(Extracted records)
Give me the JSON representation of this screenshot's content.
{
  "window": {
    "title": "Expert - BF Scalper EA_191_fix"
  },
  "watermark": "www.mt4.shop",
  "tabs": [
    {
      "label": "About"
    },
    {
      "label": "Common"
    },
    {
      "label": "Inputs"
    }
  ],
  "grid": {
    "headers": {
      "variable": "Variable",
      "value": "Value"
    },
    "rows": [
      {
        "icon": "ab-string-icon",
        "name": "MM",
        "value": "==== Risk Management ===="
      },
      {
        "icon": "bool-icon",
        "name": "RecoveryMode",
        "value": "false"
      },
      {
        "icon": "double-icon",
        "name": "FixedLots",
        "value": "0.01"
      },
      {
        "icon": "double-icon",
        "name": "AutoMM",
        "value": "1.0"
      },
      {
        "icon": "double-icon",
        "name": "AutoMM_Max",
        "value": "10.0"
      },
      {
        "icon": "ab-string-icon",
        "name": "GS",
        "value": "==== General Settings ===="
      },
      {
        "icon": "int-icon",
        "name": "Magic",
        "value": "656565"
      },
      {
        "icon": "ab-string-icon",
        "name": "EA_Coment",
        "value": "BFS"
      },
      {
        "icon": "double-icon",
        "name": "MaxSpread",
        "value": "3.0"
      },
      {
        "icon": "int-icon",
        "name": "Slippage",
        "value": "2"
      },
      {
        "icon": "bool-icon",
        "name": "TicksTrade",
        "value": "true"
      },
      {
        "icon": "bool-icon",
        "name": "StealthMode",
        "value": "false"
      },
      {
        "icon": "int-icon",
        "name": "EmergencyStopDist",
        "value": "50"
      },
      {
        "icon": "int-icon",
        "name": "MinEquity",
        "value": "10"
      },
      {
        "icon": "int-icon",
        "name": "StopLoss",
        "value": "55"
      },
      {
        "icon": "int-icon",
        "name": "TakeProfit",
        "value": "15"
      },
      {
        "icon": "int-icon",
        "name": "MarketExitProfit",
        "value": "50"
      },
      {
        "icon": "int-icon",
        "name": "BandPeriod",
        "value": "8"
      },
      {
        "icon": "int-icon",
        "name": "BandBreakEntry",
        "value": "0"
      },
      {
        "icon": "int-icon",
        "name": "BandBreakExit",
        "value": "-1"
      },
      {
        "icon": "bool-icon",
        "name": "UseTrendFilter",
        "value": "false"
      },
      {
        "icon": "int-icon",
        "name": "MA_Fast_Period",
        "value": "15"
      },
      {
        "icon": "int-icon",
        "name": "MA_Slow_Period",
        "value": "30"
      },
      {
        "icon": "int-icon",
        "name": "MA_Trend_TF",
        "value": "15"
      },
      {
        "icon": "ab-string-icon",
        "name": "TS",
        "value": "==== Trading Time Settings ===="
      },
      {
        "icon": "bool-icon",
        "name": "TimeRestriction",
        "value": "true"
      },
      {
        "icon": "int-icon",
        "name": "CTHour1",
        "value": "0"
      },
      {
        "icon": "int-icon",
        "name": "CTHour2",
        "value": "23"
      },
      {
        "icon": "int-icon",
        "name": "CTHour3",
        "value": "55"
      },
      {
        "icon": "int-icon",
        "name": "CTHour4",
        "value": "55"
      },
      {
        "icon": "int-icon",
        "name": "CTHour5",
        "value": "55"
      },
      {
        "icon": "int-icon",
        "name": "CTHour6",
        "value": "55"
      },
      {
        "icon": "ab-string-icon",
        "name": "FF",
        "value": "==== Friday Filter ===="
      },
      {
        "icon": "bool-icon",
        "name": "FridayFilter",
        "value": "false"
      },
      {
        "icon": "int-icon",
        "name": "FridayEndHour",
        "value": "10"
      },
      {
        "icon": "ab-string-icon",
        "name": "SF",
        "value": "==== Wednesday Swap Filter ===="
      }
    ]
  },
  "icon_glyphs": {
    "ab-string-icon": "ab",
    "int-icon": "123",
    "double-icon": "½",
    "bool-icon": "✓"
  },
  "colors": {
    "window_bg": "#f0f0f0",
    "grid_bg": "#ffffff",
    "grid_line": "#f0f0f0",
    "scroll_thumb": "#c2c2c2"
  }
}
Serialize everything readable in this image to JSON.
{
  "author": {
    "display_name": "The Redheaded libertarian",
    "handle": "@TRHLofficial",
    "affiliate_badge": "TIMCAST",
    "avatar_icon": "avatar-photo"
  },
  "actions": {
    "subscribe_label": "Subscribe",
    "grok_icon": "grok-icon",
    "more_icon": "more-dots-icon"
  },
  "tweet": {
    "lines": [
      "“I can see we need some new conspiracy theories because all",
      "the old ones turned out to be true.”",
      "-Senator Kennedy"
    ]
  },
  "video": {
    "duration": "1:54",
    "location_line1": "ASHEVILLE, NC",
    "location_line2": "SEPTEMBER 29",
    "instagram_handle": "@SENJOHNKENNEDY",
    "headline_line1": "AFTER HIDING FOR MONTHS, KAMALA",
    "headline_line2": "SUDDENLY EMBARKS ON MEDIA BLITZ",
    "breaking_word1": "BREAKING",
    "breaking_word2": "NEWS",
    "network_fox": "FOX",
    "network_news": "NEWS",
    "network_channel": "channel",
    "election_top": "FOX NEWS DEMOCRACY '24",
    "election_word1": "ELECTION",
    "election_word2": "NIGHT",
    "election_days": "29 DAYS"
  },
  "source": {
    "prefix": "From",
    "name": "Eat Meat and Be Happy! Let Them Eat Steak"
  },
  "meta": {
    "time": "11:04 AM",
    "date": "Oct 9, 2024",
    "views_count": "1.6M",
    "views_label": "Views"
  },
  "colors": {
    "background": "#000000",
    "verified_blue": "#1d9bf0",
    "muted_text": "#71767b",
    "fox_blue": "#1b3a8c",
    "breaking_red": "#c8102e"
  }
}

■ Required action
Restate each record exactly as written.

■ Exercise result
Give me the JSON representation of this screenshot's content.
{
  "window": {
    "title": "Expert - BF Scalper EA_191_fix"
  },
  "watermark": "www.mt4.shop",
  "tabs": [
    {
      "label": "About"
    },
    {
      "label": "Common"
    },
    {
      "label": "Inputs"
    }
  ],
  "grid": {
    "headers": {
      "variable": "Variable",
      "value": "Value"
    },
    "rows": [
      {
        "icon": "ab-string-icon",
        "name": "MM",
        "value": "==== Risk Management ===="
      },
      {
        "icon": "bool-icon",
        "name": "RecoveryMode",
        "value": "false"
      },
      {
        "icon": "double-icon",
        "name": "FixedLots",
        "value": "0.01"
      },
      {
        "icon": "double-icon",
        "name": "AutoMM",
        "value": "1.0"
      },
      {
        "icon": "double-icon",
        "name": "AutoMM_Max",
        "value": "10.0"
      },
      {
        "icon": "ab-string-icon",
        "name": "GS",
        "value": "==== General Settings ===="
      },
      {
        "icon": "int-icon",
        "name": "Magic",
        "value": "656565"
      },
      {
        "icon": "ab-string-icon",
        "name": "EA_Coment",
        "value": "BFS"
      },
      {
        "icon": "double-icon",
        "name": "MaxSpread",
        "value": "3.0"
      },
      {
        "icon": "int-icon",
        "name": "Slippage",
        "value": "2"
      },
      {
        "icon": "bool-icon",
        "name": "TicksTrade",
        "value": "true"
      },
      {
        "icon": "bool-icon",
        "name": "StealthMode",
        "value": "false"
      },
      {
        "icon": "int-icon",
        "name": "EmergencyStopDist",
        "value": "50"
      },
      {
        "icon": "int-icon",
        "name": "MinEquity",
        "value": "10"
      },
      {
        "icon": "int-icon",
        "name": "StopLoss",
        "value": "55"
      },
      {
        "icon": "int-icon",
        "name": "TakeProfit",
        "value": "15"
      },
      {
        "icon": "int-icon",
        "name": "MarketExitProfit",
        "value": "50"
      },
      {
        "icon": "int-icon",
        "name": "BandPeriod",
        "value": "8"
      },
      {
        "icon": "int-icon",
        "name": "BandBreakEntry",
        "value": "0"
      },
      {
        "icon": "int-icon",
        "name": "BandBreakExit",
        "value": "-1"
      },
      {
        "icon": "bool-icon",
        "name": "UseTrendFilter",
        "value": "false"
      },
      {
        "icon": "int-icon",
        "name": "MA_Fast_Period",
        "value": "15"
      },
      {
        "icon": "int-icon",
        "name": "MA_Slow_Period",
        "value": "30"
      },
      {
        "icon": "int-icon",
        "name": "MA_Trend_TF",
        "value": "15"
      },
      {
        "icon": "ab-string-icon",
        "name": "TS",
        "value": "==== Trading Time Settings ===="
      },
      {
        "icon": "bool-icon",
        "name": "TimeRestriction",
        "value": "true"
      },
      {
        "icon": "int-icon",
        "name": "CTHour1",
        "value": "0"
      },
      {
        "icon": "int-icon",
        "name": "CTHour2",
        "value": "23"
      },
      {
        "icon": "int-icon",
        "name": "CTHour3",
        "value": "55"
      },
      {
        "icon": "int-icon",
        "name": "CTHour4",
        "value": "55"
      },
      {
        "icon": "int-icon",
        "name": "CTHour5",
        "value": "55"
      },
      {
        "icon": "int-icon",
        "name": "CTHour6",
        "value": "55"
      },
      {
        "icon": "ab-string-icon",
        "name": "FF",
        "value": "==== Friday Filter ===="
      },
      {
        "icon": "bool-icon",
        "name": "FridayFilter",
        "value": "false"
      },
      {
        "icon": "int-icon",
        "name": "FridayEndHour",
        "value": "10"
      },
      {
        "icon": "ab-string-icon",
        "name": "SF",
        "value": "==== Wednesday Swap Filter ===="
      }
    ]
  },
  "icon_glyphs": {
    "ab-string-icon": "ab",
    "int-icon": "123",
    "double-icon": "½",
    "bool-icon": "✓"
  },
  "colors": {
    "window_bg": "#f0f0f0",
    "grid_bg": "#ffffff",
    "grid_line": "#f0f0f0",
    "scroll_thumb": "#c2c2c2"
  }
}
Serialize everything readable in this image to JSON.
{
  "author": {
    "display_name": "The Redheaded libertarian",
    "handle": "@TRHLofficial",
    "affiliate_badge": "TIMCAST",
    "avatar_icon": "avatar-photo"
  },
  "actions": {
    "subscribe_label": "Subscribe",
    "grok_icon": "grok-icon",
    "more_icon": "more-dots-icon"
  },
  "tweet": {
    "lines": [
      "“I can see we need some new conspiracy theories because all",
      "the old ones turned out to be true.”",
      "-Senator Kennedy"
    ]
  },
  "video": {
    "duration": "1:54",
    "location_line1": "ASHEVILLE, NC",
    "location_line2": "SEPTEMBER 29",
    "instagram_handle": "@SENJOHNKENNEDY",
    "headline_line1": "AFTER HIDING FOR MONTHS, KAMALA",
    "headline_line2": "SUDDENLY EMBARKS ON MEDIA BLITZ",
    "breaking_word1": "BREAKING",
    "breaking_word2": "NEWS",
    "network_fox": "FOX",
    "network_news": "NEWS",
    "network_channel": "channel",
    "election_top": "FOX NEWS DEMOCRACY '24",
    "election_word1": "ELECTION",
    "election_word2": "NIGHT",
    "election_days": "29 DAYS"
  },
  "source": {
    "prefix": "From",
    "name": "Eat Meat and Be Happy! Let Them Eat Steak"
  },
  "meta": {
    "time": "11:04 AM",
    "date": "Oct 9, 2024",
    "views_count": "1.6M",
    "views_label": "Views"
  },
  "colors": {
    "background": "#000000",
    "verified_blue": "#1d9bf0",
    "muted_text": "#71767b",
    "fox_blue": "#1b3a8c",
    "breaking_red": "#c8102e"
  }
}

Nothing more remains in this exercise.